McCallie Habits of Mind

We call them the Habits of Mind.

They are the 14 habits that McCallie boys should have when they leave the Ridge, and they are baked in to the planning of every class offered at McCallie. It's a wholistic approach to academics, and we think it's part of what makes McCallie an exceptional place to learn.
 
The habits were the result of intense work by McCallie's faculty and administration, developing qualities that transcend any one class, but that are vital to a boy's success in college and in life after school. Every course is examined to determine which habits it helps to develop, and a boy's time at McCallie is mapped over the various courses he might take to ensure that he's getting the chance to build every habit.
 
The end result: McCallie boys graduate ready to thrive and lead in today's world -- and tomorrow's.

Critical Thinking
Ability to actively and skillfully conceptualize, apply, analyze, synthesize, and/or evaluate information.

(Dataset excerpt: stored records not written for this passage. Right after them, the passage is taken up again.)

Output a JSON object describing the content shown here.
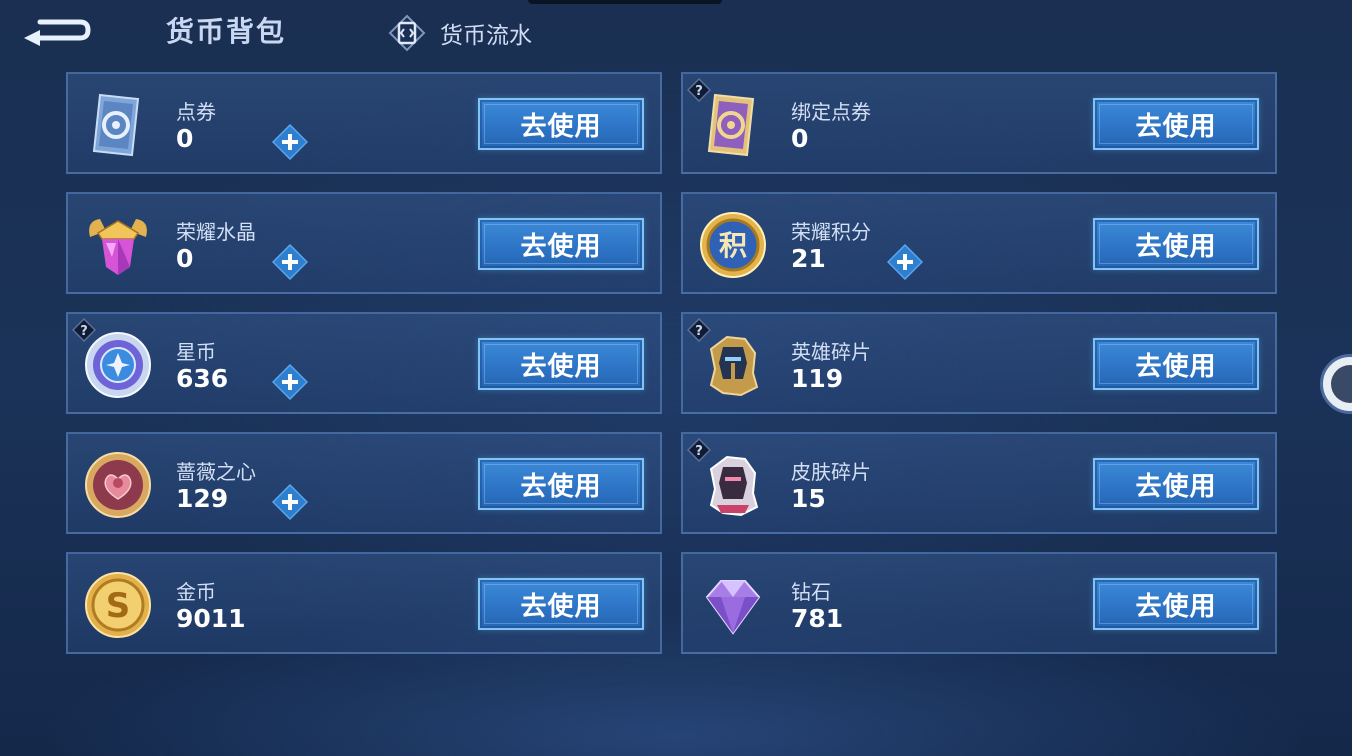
{
  "header": {
    "title": "货币背包",
    "flow_tab": "货币流水"
  },
  "colors": {
    "button_fill": "#2f78c9",
    "button_border": "#7fc4f2",
    "card_fill": "#2c4e84",
    "plus_color": "#2f7fd0"
  },
  "currencies": [
    {
      "name": "点券",
      "value": "0",
      "icon": "voucher-icon",
      "button": "去使用",
      "has_plus": true,
      "has_help": false
    },
    {
      "name": "绑定点券",
      "value": "0",
      "icon": "bound-voucher-icon",
      "button": "去使用",
      "has_plus": false,
      "has_help": true
    },
    {
      "name": "荣耀水晶",
      "value": "0",
      "icon": "glory-crystal-icon",
      "button": "去使用",
      "has_plus": true,
      "has_help": false
    },
    {
      "name": "荣耀积分",
      "value": "21",
      "icon": "glory-points-icon",
      "button": "去使用",
      "has_plus": true,
      "has_help": false
    },
    {
      "name": "星币",
      "value": "636",
      "icon": "star-coin-icon",
      "button": "去使用",
      "has_plus": true,
      "has_help": true
    },
    {
      "name": "英雄碎片",
      "value": "119",
      "icon": "hero-fragment-icon",
      "button": "去使用",
      "has_plus": false,
      "has_help": true
    },
    {
      "name": "蔷薇之心",
      "value": "129",
      "icon": "rose-heart-icon",
      "button": "去使用",
      "has_plus": true,
      "has_help": false
    },
    {
      "name": "皮肤碎片",
      "value": "15",
      "icon": "skin-fragment-icon",
      "button": "去使用",
      "has_plus": false,
      "has_help": true
    },
    {
      "name": "金币",
      "value": "9011",
      "icon": "gold-coin-icon",
      "button": "去使用",
      "has_plus": false,
      "has_help": false
    },
    {
      "name": "钻石",
      "value": "781",
      "icon": "diamond-icon",
      "button": "去使用",
      "has_plus": false,
      "has_help": false
    }
  ]
}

Involves identifying validity of offered facts and sources, and reading critically.

Problem Solving
Ability to conceptualize the various pieces of a challenge, and to develop a process to use relevant resources to reach solutions that work within the given context.

Curiosity/Questioning
Motivation to build on learned material to uncover additional understanding. Involves the ability and drive to ask incisive questions and the skills to pursue relevant research to gain new insights.

Resilience/Grit
Ability to recognize failures as learning opportunities and to dig in deeper when challenges become hard. Involves committing to a work ethic when under pressure, developing strategies to push forward, and doing both with honor and integrity.

Communication
Ability to express articulately a range of ideas and emotions through verbal and written form. Involves identifying best methods for various topics and situations and knowing when and where to voice thoughts.

Rhetoric/ Argumentation
Ability to organize thoughts and to develop cogent and persuasive evidence-based arguments. Involves ability to research relevant facts.

Collaboration
Ability to work together with various sized groups to achieve a common goal. Involves awareness how to best use each individual’s talents.

Creativity
Ability to transcend traditional ideas, rules, and patterns, to create meaningful new ideas, forms, methods, and interpretations. Involves looking at problems from novel perspectives and developing innovative responses/solutions.

Confidence
Belief in one’s own ability to make sense of the world and to reach chosen or designated goals. Involves possessing enough knowledge of content and context and knowing how to operate within both.

Compassion
Ability to recognize the situations others are experiencing and how they perceive the world because of it. Involves a desire to assuage existing suffering.

Emotional IQ
Ability to harness and to manage both personal emotions and the emotions of others in a group to produce positive outcome.

Cross-Cultural Understanding
Ability to understand and to appreciate how people from different cultures speak, communicate, and perceive the world around them.

Sense of Service
Motivation to recognize the role we can (and must) play by giving of ourselves and of our talents to make a positive difference in the world around us.

Computing/ Technological Savvy
Ability to learn and to use academic technology strategically. Involves comfortability with programming logic and widely used generic programs like Google Docs/Excel and presentation/webinar technology.